=== Begin Enclosure ===
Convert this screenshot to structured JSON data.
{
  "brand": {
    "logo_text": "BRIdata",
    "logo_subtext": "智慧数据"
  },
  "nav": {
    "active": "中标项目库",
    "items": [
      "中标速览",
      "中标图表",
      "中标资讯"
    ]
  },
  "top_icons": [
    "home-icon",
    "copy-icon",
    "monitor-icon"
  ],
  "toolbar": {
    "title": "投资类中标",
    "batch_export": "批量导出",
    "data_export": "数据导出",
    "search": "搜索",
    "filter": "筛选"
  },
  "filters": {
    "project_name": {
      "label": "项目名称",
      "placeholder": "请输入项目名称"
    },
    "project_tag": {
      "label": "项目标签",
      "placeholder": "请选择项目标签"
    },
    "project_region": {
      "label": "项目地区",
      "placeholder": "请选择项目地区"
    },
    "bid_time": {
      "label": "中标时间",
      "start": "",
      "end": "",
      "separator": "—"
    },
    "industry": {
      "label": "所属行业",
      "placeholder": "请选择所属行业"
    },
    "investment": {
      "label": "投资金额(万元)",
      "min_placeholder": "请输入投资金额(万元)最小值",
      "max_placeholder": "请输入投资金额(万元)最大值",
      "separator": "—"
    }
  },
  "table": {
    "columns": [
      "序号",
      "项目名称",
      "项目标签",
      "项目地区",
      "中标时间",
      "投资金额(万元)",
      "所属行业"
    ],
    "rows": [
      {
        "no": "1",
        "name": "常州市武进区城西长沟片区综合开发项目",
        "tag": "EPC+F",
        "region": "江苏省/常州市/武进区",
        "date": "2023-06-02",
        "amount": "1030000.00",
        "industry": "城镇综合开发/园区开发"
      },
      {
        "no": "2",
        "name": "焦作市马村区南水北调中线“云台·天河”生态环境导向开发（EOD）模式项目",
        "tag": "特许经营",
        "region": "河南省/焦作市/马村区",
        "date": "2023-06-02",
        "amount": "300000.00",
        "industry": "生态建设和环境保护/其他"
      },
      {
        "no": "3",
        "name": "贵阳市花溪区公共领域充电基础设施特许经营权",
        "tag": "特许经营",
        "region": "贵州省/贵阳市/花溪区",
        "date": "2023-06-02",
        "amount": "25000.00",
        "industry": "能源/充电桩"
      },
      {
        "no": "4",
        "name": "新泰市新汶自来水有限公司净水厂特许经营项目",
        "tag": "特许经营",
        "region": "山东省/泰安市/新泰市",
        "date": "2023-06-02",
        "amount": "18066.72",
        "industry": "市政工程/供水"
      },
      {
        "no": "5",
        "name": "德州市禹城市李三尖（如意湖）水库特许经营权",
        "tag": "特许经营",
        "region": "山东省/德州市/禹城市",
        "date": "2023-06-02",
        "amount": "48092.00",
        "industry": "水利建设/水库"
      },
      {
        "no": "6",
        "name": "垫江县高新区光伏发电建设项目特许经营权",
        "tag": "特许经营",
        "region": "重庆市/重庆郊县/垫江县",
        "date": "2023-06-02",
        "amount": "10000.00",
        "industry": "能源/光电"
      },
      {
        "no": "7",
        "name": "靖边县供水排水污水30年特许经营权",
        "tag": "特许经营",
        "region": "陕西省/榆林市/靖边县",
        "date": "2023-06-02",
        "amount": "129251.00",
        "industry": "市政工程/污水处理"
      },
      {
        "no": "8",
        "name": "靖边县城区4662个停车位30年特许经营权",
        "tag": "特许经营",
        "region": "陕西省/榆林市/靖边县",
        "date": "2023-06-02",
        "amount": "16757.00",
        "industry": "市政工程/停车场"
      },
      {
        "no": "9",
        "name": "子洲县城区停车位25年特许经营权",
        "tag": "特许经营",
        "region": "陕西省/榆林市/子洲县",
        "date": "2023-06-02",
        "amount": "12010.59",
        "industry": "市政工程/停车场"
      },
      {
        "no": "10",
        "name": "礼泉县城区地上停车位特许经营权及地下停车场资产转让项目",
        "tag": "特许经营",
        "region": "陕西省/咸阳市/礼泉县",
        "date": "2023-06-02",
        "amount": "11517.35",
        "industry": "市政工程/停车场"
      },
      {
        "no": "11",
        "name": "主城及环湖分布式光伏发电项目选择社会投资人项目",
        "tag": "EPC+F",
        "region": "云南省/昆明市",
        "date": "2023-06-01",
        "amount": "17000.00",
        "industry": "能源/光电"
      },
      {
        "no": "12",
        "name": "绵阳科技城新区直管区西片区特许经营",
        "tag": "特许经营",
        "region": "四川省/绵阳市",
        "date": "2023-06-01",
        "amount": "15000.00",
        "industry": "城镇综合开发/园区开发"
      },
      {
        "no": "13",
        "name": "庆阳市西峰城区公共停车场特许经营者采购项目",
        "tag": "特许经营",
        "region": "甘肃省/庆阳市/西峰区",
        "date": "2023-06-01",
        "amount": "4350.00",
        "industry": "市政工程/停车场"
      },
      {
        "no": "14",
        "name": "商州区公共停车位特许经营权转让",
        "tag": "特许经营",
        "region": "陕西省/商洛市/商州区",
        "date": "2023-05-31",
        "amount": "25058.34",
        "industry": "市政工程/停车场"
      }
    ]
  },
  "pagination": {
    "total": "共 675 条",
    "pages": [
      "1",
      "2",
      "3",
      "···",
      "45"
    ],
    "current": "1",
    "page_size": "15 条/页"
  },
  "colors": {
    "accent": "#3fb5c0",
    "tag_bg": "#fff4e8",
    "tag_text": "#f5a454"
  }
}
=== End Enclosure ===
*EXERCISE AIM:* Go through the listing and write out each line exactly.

*RESPONSE AREA:*
Convert this screenshot to structured JSON data.
{
  "brand": {
    "logo_text": "BRIdata",
    "logo_subtext": "智慧数据"
  },
  "nav": {
    "active": "中标项目库",
    "items": [
      "中标速览",
      "中标图表",
      "中标资讯"
    ]
  },
  "top_icons": [
    "home-icon",
    "copy-icon",
    "monitor-icon"
  ],
  "toolbar": {
    "title": "投资类中标",
    "batch_export": "批量导出",
    "data_export": "数据导出",
    "search": "搜索",
    "filter": "筛选"
  },
  "filters": {
    "project_name": {
      "label": "项目名称",
      "placeholder": "请输入项目名称"
    },
    "project_tag": {
      "label": "项目标签",
      "placeholder": "请选择项目标签"
    },
    "project_region": {
      "label": "项目地区",
      "placeholder": "请选择项目地区"
    },
    "bid_time": {
      "label": "中标时间",
      "start": "",
      "end": "",
      "separator": "—"
    },
    "industry": {
      "label": "所属行业",
      "placeholder": "请选择所属行业"
    },
    "investment": {
      "label": "投资金额(万元)",
      "min_placeholder": "请输入投资金额(万元)最小值",
      "max_placeholder": "请输入投资金额(万元)最大值",
      "separator": "—"
    }
  },
  "table": {
    "columns": [
      "序号",
      "项目名称",
      "项目标签",
      "项目地区",
      "中标时间",
      "投资金额(万元)",
      "所属行业"
    ],
    "rows": [
      {
        "no": "1",
        "name": "常州市武进区城西长沟片区综合开发项目",
        "tag": "EPC+F",
        "region": "江苏省/常州市/武进区",
        "date": "2023-06-02",
        "amount": "1030000.00",
        "industry": "城镇综合开发/园区开发"
      },
      {
        "no": "2",
        "name": "焦作市马村区南水北调中线“云台·天河”生态环境导向开发（EOD）模式项目",
        "tag": "特许经营",
        "region": "河南省/焦作市/马村区",
        "date": "2023-06-02",
        "amount": "300000.00",
        "industry": "生态建设和环境保护/其他"
      },
      {
        "no": "3",
        "name": "贵阳市花溪区公共领域充电基础设施特许经营权",
        "tag": "特许经营",
        "region": "贵州省/贵阳市/花溪区",
        "date": "2023-06-02",
        "amount": "25000.00",
        "industry": "能源/充电桩"
      },
      {
        "no": "4",
        "name": "新泰市新汶自来水有限公司净水厂特许经营项目",
        "tag": "特许经营",
        "region": "山东省/泰安市/新泰市",
        "date": "2023-06-02",
        "amount": "18066.72",
        "industry": "市政工程/供水"
      },
      {
        "no": "5",
        "name": "德州市禹城市李三尖（如意湖）水库特许经营权",
        "tag": "特许经营",
        "region": "山东省/德州市/禹城市",
        "date": "2023-06-02",
        "amount": "48092.00",
        "industry": "水利建设/水库"
      },
      {
        "no": "6",
        "name": "垫江县高新区光伏发电建设项目特许经营权",
        "tag": "特许经营",
        "region": "重庆市/重庆郊县/垫江县",
        "date": "2023-06-02",
        "amount": "10000.00",
        "industry": "能源/光电"
      },
      {
        "no": "7",
        "name": "靖边县供水排水污水30年特许经营权",
        "tag": "特许经营",
        "region": "陕西省/榆林市/靖边县",
        "date": "2023-06-02",
        "amount": "129251.00",
        "industry": "市政工程/污水处理"
      },
      {
        "no": "8",
        "name": "靖边县城区4662个停车位30年特许经营权",
        "tag": "特许经营",
        "region": "陕西省/榆林市/靖边县",
        "date": "2023-06-02",
        "amount": "16757.00",
        "industry": "市政工程/停车场"
      },
      {
        "no": "9",
        "name": "子洲县城区停车位25年特许经营权",
        "tag": "特许经营",
        "region": "陕西省/榆林市/子洲县",
        "date": "2023-06-02",
        "amount": "12010.59",
        "industry": "市政工程/停车场"
      },
      {
        "no": "10",
        "name": "礼泉县城区地上停车位特许经营权及地下停车场资产转让项目",
        "tag": "特许经营",
        "region": "陕西省/咸阳市/礼泉县",
        "date": "2023-06-02",
        "amount": "11517.35",
        "industry": "市政工程/停车场"
      },
      {
        "no": "11",
        "name": "主城及环湖分布式光伏发电项目选择社会投资人项目",
        "tag": "EPC+F",
        "region": "云南省/昆明市",
        "date": "2023-06-01",
        "amount": "17000.00",
        "industry": "能源/光电"
      },
      {
        "no": "12",
        "name": "绵阳科技城新区直管区西片区特许经营",
        "tag": "特许经营",
        "region": "四川省/绵阳市",
        "date": "2023-06-01",
        "amount": "15000.00",
        "industry": "城镇综合开发/园区开发"
      },
      {
        "no": "13",
        "name": "庆阳市西峰城区公共停车场特许经营者采购项目",
        "tag": "特许经营",
        "region": "甘肃省/庆阳市/西峰区",
        "date": "2023-06-01",
        "amount": "4350.00",
        "industry": "市政工程/停车场"
      },
      {
        "no": "14",
        "name": "商州区公共停车位特许经营权转让",
        "tag": "特许经营",
        "region": "陕西省/商洛市/商州区",
        "date": "2023-05-31",
        "amount": "25058.34",
        "industry": "市政工程/停车场"
      }
    ]
  },
  "pagination": {
    "total": "共 675 条",
    "pages": [
      "1",
      "2",
      "3",
      "···",
      "45"
    ],
    "current": "1",
    "page_size": "15 条/页"
  },
  "colors": {
    "accent": "#3fb5c0",
    "tag_bg": "#fff4e8",
    "tag_text": "#f5a454"
  }
}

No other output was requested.